The male respondent told the court that the child was his daughter. “The DNA evidence says that is not the case,” said the judge.
“[The child] lost her mother when she was a baby,” he replied. She had been born very prematurely, she was a very special child, his mother took the child and then gave her to him. He was a pastor and had started his ministry seven years ago.
“Why did you not mention her in your application for asylum?” asked the judge. The respondent explained that her name was on the application, the name they were using in court was her second name, her first name was on the application, followed by her second name.
“You gave evidence you haven’t seen your children for five years, can you explain why?” asked the HSE solicitor.
“I left [the other jurisdiction] under duress,” he said. At the time pastors and churches were being attacked. His house was burnt down and his car burnt out. “The police said there was nothing they could do,” so he had to leave, he was also afraid for his children, that they would become targets because of him.
“God says she is my daughter, I love my daughter so much and she loves me,” he told the court.
The judge refused to grant the Emergency Care Order. He said: “The male respondent consented to DNA testing, [the doctor] says there is some overlap between [the child] and the respondent, it would appear to the court that further testing in this regard is required.
“It would appear from the evidence that the main concern is that there is no demonstrated familial relationship which is contradicted by the expert evidence brought forward.
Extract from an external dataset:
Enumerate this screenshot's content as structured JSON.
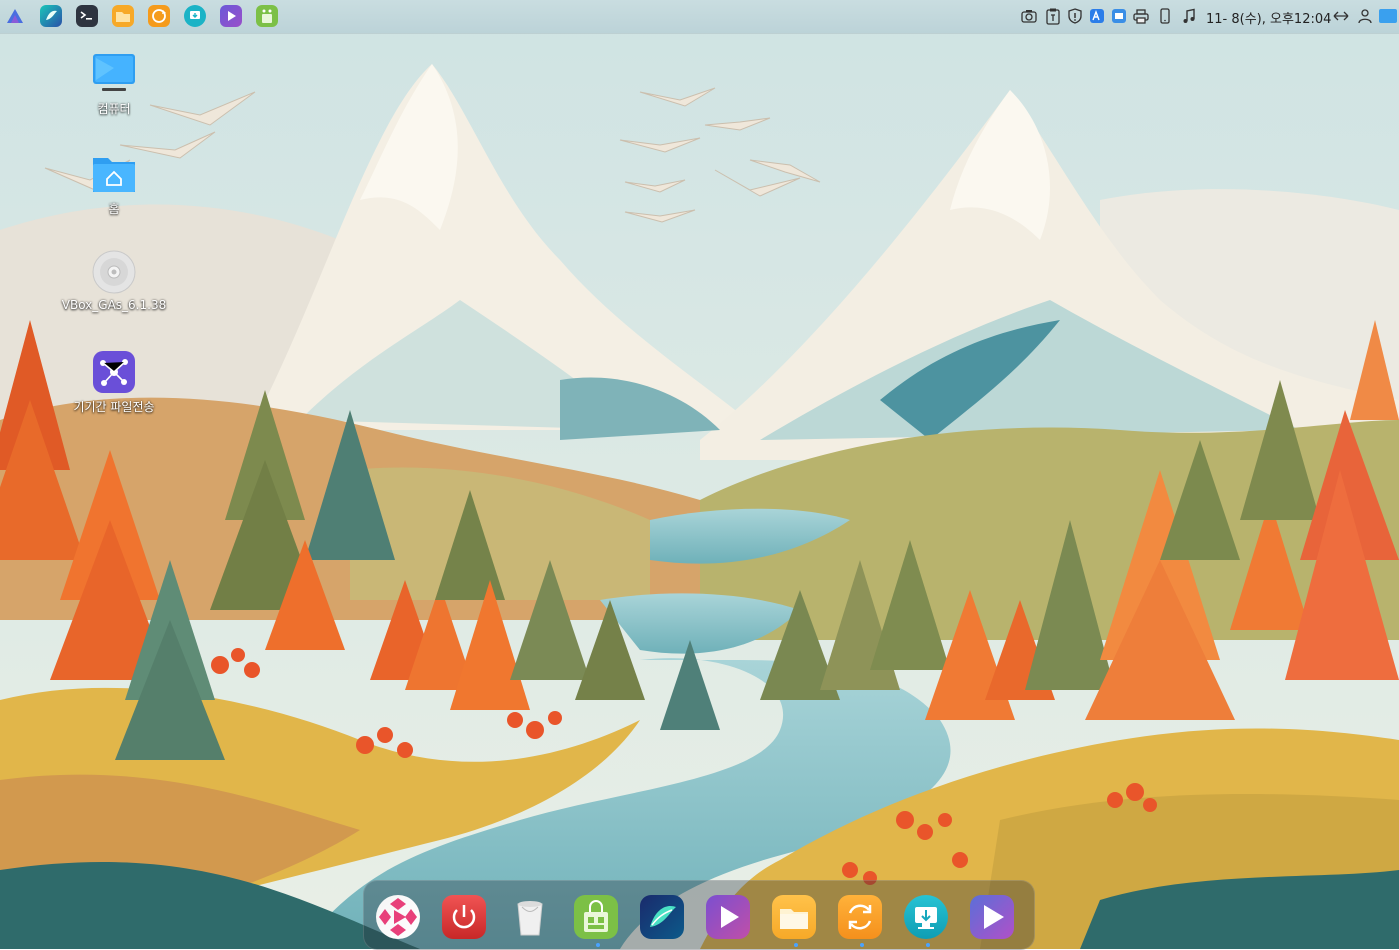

Neither is there evidence before the court that there is a serious risk to her health and welfare.
“I am not satisfied that the criteria under Section 13 have been met and therefore I am going to refuse the application.”
The HSE could not show why the respondent was any more of a risk to that child than the other four children they were going to give to him, he added.